### Exercise
Look through the records and report how many lines include the word "this", with no other words.

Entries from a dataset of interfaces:

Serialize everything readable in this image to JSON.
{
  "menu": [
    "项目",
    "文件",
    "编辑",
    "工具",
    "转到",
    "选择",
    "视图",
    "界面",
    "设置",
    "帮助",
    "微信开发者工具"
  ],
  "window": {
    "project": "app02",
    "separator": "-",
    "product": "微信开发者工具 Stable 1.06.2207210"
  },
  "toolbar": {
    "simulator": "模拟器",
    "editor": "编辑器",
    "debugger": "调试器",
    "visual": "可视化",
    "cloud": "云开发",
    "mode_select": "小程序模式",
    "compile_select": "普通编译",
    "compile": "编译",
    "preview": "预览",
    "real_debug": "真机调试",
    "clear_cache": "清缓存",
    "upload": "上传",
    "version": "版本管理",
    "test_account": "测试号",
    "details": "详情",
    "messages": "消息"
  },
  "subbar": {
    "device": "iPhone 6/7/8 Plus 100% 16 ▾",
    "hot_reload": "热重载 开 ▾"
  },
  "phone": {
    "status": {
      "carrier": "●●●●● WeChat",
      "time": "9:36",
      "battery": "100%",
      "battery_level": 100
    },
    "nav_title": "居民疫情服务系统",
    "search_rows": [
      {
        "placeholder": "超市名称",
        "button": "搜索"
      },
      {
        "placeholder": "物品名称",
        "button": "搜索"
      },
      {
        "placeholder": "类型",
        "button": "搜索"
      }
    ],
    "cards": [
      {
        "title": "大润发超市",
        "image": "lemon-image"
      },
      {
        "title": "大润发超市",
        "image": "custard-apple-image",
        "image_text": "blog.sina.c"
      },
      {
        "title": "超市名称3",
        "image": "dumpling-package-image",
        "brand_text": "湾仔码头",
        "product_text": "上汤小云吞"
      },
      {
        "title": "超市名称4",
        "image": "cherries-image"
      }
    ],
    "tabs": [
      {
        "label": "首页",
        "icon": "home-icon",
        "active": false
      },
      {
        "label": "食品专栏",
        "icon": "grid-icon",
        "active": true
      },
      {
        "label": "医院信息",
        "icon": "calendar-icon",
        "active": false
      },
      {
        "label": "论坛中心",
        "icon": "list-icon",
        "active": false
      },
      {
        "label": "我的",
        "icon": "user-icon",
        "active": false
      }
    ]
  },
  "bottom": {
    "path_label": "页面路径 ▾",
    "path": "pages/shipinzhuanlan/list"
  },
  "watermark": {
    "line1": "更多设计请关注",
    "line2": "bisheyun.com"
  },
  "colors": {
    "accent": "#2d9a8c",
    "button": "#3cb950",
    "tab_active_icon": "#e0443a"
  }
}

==

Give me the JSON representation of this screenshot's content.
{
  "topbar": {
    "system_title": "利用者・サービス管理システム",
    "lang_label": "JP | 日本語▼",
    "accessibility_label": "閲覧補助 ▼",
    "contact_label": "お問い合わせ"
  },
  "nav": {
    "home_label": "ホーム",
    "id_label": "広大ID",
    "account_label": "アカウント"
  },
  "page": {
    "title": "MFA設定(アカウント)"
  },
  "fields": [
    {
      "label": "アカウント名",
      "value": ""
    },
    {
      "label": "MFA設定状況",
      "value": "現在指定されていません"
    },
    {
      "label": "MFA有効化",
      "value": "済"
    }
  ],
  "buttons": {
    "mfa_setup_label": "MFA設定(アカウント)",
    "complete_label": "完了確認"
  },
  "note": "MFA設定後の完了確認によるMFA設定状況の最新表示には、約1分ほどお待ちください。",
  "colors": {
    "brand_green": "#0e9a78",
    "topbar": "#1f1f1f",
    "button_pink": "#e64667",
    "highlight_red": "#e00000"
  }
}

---

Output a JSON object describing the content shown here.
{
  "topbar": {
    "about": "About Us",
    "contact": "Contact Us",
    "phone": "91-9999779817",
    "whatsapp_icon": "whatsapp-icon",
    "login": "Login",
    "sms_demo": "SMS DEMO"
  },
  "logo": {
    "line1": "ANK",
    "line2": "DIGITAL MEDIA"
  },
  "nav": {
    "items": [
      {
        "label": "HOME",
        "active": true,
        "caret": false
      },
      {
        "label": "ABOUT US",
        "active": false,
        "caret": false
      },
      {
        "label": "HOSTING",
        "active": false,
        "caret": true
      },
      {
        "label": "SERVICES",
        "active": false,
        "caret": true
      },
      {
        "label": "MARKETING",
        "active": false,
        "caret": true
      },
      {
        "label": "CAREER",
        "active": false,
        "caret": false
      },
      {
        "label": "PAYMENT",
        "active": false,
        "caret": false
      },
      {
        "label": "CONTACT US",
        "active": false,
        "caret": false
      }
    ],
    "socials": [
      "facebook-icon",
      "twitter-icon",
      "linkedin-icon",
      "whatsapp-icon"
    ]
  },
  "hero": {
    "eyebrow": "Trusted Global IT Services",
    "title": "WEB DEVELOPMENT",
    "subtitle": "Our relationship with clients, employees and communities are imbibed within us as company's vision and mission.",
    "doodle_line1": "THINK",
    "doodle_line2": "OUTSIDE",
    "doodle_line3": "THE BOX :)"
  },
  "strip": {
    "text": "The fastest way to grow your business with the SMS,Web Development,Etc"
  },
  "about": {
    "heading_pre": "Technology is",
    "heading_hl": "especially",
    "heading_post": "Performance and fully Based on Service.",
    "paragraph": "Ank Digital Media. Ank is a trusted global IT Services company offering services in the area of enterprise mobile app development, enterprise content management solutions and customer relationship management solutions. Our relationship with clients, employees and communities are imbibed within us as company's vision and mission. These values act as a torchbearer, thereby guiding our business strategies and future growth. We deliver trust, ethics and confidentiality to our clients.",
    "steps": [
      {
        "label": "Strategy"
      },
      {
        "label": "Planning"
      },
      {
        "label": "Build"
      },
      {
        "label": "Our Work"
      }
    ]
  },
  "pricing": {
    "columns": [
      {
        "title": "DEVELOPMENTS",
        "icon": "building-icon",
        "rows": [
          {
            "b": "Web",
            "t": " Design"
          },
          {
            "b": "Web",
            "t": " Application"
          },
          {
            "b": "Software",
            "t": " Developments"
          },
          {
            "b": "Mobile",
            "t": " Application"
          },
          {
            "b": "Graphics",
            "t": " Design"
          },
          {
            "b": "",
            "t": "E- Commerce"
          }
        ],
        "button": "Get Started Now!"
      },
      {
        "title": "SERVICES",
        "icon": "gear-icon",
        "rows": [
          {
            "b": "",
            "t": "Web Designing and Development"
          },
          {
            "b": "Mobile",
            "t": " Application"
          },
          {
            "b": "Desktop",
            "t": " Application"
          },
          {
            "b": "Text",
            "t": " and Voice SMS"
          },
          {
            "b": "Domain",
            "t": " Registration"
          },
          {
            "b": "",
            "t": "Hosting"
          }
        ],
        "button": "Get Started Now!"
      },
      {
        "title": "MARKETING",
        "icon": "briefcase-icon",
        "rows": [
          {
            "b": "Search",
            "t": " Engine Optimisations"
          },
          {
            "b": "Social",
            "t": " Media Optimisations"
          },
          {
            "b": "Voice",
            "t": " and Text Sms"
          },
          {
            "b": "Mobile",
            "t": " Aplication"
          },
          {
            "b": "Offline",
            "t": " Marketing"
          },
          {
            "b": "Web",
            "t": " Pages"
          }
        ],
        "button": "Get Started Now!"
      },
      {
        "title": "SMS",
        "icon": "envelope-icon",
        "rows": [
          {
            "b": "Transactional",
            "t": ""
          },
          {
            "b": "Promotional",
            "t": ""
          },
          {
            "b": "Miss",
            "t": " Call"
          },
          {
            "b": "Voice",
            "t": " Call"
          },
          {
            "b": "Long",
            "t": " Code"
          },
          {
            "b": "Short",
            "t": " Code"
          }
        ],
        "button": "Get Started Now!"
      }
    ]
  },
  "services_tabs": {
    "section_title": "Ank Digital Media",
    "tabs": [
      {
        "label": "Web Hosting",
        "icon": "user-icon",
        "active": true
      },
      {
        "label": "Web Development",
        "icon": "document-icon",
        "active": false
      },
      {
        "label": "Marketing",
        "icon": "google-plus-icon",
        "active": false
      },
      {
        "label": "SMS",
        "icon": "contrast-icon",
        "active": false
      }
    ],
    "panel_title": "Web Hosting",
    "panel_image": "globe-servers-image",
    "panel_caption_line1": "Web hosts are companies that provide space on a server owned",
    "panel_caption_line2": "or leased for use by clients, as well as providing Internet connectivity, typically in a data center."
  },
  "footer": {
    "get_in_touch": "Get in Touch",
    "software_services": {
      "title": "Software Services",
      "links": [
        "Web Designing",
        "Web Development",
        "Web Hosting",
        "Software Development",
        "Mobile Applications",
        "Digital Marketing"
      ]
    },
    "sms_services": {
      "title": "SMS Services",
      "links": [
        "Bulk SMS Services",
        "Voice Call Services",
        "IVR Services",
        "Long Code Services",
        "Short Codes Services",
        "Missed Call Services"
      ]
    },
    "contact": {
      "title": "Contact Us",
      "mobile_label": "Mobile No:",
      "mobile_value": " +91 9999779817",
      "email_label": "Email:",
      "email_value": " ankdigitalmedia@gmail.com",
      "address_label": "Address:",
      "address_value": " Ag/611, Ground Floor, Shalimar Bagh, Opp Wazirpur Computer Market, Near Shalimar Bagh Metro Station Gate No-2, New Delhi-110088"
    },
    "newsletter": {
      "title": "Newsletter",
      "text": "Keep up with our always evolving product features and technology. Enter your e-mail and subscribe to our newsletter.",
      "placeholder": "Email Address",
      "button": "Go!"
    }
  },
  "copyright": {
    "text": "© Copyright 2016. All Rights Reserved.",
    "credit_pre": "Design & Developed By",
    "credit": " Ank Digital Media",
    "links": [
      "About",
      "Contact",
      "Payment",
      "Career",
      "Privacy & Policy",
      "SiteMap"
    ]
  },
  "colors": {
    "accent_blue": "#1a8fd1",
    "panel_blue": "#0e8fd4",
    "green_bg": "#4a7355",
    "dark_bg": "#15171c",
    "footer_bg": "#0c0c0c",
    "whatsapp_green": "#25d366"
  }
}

### Finished exercise
2